For the listing below, report all lines that hold the word "username".

----- Task input

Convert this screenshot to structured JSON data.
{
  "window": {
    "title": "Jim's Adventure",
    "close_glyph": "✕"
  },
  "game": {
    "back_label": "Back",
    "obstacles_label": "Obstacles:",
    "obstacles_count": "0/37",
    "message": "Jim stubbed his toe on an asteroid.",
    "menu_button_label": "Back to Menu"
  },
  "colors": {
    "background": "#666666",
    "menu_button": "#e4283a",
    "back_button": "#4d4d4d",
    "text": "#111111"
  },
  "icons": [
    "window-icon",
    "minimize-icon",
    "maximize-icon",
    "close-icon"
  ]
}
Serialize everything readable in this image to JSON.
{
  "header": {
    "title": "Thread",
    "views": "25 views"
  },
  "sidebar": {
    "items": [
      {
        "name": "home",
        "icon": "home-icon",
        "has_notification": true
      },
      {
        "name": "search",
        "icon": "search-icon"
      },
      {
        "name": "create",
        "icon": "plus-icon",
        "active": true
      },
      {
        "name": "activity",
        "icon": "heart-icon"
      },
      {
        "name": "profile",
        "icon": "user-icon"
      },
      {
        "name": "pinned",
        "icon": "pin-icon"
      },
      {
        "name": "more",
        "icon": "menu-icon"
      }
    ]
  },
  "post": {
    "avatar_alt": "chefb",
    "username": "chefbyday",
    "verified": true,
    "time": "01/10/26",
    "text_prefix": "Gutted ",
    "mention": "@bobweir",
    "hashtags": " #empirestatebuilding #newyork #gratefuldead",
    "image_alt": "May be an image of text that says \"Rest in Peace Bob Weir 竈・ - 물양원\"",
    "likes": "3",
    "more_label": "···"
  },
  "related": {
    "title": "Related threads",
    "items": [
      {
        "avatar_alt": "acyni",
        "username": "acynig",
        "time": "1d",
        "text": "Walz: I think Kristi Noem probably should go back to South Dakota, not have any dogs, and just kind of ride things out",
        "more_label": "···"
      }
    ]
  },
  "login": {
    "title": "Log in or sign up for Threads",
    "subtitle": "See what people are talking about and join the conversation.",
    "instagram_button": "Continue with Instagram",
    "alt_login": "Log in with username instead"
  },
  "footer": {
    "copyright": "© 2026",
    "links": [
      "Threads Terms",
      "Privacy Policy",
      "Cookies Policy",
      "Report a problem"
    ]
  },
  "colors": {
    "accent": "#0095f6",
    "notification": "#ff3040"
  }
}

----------

-- Task output --
    "username": "chefbyday",
        "username": "acynig",
    "alt_login": "Log in with username instead"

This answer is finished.